Republican voters in St. Clair County will see something unusual on the ballot March 20 – two candidates vying for the same judgeship.
Marshall Hilmes, 46, of Marissa, who operates a Caseyville law practice handling municipal matters - Hilmes Legal Solutions - announced his candidacy in October.
He has served as a municipal prosecutor, city attorney, arbitration hearing officer for the state and municipal zoning and hearing officer in communities throughout southern Illinois.
Hilmes will face Katherine Ruocco, 51, of Swansea, who operates a law practice in Belleville and St. Louis and who announced her intention to run for the same seat as Hilmes in November. Ruocco served as a village trustee for four years until 2017, and ran campaigns against long-time Democratic state lawmakers.
Her race against State Sen. James Clayborne (D-East St. Louis) in 2014 was close; she fell short by approximately 2,000 votes, a 3.6 percent margin. But, in a contest against State Rep. Jay Hoffman (D-Belleville) in 2016, she lost by a large margin of nearly 20 points.
As next month’s election approaches, the slings have come out in a campaign for the seat being vacated by Circuit Judge Jan Fiss, an at-large position where candidates run in all five counties of the circuit - Monroe, Perry, Randolph, St. Clair and Washington.
Democrat voters will see Associate Judge Heinz Rudolf on their primary ballot.
Regarding Ruocco’s record, Hilmes’ criticized her saying she incorporated in Illinois in 2011 before she was a licensed attorney in the state, in violation of Supreme Court Rule 721 that requires an Illinois law office to have an Illinois lawyer licensed and engaged in the practice of law.
Ruocco responded by saying that the rule referenced by Hilmes requires a limited liability corporation (LLC) engaged in the practice of law to have an Illinois licensed attorney. She also said that creating the LLC before she began practicing in Illinois was not in violation of the rule.

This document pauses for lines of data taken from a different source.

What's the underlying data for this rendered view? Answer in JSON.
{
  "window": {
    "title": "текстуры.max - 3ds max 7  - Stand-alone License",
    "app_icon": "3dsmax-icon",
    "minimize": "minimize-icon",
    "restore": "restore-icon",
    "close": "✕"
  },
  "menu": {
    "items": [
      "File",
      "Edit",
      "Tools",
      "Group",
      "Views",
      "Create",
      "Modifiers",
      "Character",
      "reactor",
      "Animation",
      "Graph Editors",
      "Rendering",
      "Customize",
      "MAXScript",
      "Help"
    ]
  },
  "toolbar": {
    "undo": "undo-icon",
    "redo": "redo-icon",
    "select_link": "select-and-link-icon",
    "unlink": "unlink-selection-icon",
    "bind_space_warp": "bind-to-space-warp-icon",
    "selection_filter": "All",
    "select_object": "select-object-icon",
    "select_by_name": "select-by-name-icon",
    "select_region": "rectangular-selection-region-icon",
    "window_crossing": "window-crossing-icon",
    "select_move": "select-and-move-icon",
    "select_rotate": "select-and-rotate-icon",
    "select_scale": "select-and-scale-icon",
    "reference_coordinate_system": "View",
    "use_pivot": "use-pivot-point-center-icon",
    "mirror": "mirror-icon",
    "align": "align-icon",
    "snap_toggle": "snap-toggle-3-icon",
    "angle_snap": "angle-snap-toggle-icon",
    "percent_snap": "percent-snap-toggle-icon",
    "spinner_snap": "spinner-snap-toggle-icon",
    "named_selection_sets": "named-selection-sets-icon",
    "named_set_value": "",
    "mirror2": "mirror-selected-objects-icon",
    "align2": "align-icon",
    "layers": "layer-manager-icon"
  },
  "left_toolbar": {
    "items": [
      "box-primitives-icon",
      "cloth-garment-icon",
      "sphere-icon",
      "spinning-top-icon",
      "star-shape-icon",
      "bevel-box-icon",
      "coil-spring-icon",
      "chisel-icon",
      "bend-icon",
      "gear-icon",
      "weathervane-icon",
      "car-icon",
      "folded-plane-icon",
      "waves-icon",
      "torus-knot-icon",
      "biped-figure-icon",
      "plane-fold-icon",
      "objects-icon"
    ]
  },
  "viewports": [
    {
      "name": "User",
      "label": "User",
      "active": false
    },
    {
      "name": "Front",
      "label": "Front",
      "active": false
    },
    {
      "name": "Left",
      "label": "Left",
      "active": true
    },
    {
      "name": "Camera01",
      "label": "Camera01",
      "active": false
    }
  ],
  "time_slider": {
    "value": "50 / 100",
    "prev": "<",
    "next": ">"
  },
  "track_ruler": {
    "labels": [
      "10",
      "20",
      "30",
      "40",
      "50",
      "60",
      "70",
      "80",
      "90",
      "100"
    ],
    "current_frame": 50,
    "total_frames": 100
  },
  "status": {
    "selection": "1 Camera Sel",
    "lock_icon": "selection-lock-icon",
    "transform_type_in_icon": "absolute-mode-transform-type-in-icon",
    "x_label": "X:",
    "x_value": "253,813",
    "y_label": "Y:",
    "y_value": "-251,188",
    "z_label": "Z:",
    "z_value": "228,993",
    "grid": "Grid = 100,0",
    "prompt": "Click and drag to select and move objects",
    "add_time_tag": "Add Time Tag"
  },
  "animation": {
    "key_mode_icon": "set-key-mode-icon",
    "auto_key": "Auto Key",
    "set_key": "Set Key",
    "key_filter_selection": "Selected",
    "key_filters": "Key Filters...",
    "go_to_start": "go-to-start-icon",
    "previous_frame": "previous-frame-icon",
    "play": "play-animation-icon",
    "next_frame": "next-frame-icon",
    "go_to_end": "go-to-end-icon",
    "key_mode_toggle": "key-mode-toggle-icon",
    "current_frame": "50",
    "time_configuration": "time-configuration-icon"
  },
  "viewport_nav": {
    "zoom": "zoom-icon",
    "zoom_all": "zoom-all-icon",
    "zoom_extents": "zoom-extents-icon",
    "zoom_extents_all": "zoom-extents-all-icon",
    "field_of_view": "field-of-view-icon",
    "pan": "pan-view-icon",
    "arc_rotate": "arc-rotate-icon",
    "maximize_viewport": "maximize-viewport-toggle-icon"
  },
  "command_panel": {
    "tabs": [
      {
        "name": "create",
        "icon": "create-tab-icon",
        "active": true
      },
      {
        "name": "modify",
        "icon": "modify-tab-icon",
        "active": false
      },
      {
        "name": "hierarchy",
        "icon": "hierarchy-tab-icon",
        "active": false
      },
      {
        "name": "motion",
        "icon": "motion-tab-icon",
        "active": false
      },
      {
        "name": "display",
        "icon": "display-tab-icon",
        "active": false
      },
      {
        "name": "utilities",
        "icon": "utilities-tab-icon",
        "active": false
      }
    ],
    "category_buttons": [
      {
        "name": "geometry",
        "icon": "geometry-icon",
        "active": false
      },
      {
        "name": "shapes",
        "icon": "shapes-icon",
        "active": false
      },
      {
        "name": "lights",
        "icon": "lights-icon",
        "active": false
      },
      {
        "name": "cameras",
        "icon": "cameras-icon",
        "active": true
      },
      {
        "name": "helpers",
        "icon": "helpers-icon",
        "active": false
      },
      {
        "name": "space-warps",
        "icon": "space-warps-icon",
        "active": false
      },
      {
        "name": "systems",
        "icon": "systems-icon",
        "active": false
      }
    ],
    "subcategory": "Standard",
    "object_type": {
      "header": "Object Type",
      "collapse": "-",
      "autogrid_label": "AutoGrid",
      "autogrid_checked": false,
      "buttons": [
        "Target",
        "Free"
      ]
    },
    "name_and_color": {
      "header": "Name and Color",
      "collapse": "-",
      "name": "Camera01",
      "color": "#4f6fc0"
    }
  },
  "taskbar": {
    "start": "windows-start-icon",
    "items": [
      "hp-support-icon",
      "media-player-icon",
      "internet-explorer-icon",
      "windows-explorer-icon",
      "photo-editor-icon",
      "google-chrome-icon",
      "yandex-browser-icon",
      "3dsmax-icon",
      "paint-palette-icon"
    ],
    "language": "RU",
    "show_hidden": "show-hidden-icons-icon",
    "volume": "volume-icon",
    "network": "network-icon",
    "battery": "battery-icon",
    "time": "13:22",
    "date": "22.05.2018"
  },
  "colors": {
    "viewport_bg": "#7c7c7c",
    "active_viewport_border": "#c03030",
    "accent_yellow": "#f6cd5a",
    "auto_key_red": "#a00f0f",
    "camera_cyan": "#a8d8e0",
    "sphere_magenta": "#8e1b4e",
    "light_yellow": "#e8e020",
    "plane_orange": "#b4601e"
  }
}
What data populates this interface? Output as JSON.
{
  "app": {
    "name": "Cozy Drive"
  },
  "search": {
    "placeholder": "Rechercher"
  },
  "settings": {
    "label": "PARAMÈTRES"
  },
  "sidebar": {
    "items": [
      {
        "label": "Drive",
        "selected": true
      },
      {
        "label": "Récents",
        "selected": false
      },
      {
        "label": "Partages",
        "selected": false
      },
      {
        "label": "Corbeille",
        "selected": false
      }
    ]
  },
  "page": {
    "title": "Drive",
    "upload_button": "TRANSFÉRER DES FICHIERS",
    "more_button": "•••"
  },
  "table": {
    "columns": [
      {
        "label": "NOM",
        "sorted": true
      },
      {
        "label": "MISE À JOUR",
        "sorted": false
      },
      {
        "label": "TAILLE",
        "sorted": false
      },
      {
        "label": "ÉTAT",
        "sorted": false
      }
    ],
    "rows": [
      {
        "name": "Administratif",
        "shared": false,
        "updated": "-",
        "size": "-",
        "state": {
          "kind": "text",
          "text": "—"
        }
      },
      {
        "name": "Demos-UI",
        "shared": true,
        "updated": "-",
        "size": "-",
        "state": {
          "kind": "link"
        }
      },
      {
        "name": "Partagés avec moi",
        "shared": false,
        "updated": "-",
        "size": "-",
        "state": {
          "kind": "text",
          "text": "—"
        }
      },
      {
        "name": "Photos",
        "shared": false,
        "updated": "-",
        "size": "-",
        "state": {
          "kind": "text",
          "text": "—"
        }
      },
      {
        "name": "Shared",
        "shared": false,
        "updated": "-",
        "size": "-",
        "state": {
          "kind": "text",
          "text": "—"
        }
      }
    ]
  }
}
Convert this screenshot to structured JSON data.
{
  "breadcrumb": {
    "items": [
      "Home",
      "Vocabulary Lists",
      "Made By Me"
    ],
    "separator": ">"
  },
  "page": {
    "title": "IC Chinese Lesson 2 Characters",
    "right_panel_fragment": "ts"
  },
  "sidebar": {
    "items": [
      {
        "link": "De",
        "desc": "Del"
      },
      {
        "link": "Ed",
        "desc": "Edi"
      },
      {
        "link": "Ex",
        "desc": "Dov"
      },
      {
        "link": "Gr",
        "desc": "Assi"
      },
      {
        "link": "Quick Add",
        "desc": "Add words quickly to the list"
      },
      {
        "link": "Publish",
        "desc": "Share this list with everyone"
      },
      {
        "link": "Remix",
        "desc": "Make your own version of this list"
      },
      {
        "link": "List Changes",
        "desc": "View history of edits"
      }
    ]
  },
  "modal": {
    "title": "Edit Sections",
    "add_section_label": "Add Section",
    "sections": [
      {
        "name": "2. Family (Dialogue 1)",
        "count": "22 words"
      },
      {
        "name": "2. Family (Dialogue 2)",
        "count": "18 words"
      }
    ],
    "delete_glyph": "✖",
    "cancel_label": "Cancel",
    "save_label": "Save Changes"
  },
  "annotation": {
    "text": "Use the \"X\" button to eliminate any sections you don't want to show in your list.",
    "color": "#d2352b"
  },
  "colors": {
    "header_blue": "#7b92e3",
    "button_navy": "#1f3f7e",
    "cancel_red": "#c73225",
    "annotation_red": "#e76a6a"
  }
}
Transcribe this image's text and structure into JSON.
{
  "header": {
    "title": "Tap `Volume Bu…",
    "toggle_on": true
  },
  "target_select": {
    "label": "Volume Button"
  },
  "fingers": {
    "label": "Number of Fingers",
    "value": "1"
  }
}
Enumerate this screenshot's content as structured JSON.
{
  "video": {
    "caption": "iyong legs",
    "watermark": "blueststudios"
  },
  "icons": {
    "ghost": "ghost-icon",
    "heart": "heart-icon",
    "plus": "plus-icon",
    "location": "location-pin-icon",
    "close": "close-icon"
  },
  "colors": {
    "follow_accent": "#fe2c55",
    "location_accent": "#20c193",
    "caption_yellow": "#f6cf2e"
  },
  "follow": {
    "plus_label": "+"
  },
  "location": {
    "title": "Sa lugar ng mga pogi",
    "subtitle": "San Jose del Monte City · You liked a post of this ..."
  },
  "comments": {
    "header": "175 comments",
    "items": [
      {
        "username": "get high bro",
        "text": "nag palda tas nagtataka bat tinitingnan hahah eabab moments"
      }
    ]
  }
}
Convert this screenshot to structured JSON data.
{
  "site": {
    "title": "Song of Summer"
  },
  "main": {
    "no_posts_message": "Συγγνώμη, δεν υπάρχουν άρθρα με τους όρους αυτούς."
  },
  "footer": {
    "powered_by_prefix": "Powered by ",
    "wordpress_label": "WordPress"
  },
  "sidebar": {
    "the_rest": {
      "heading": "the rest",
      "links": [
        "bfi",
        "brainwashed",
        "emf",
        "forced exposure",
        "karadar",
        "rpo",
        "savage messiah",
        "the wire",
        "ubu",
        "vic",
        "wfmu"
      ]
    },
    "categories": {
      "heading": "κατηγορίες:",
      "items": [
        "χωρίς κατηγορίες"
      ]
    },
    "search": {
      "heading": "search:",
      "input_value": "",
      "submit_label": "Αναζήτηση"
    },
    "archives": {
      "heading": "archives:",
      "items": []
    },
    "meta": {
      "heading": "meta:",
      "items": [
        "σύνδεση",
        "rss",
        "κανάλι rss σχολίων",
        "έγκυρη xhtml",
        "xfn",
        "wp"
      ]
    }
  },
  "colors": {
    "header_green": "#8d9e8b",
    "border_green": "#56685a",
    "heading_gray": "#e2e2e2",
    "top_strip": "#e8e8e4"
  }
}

“The subject Illinois LLC was created in 2011 in anticipation of my future Illinois practice and wasn’t engaged in the practice of law at time of creation,” Ruocco stated.
“I transitioned from a decade-long Missouri practice and began practicing law in Illinois in 2014, after obtaining my Illinois licensure. I have since been dually licensed in Missouri and Illinois.”
The latest back-and-forth between the candidates is not the first tension between Hilmes and Ruocco.
In December, Ruocco challenged Hilmes' candidacy to the Illinois State Board of Elections seeking to strike his name from the ballot. In January, the Board adopted hearing officer David Herman's Jan. 8 recommendation that Hilmes remain on the ballot.
Ruocco had argued that even though Hilmes' voter registration indicated his name is B. Marshall Hilmes, he failed to note on his nomination papers that his full or Christian name is "Brandon," as listed at the Attorney Registration and Discipline Commission (ARDC), which could lead to voter confusion.
Ruocco further challenged Hilmes' voter registration status and claimed he failed to identify in his sworn statement the specific office and the specific vacancy for which his nomination was sought, among other things.
After the March primary, the winner will go on to face Rudolf in the general election.
Republican voters in St. Clair County have had a dearth of judicial candidates to choose from in recent history as Democratic candidates have dominated the election process.
Since 2002, there have been 14 open circuit court races, nine of which were won by uncontested Democrat candidates. Of the five that were competitive, only two Repubicans have succeeded.
In 2014, Republican Steve McGlynn defeated Rudolf and in 2016, Republican Ron Duebbert defeated Democrat John Baricevic.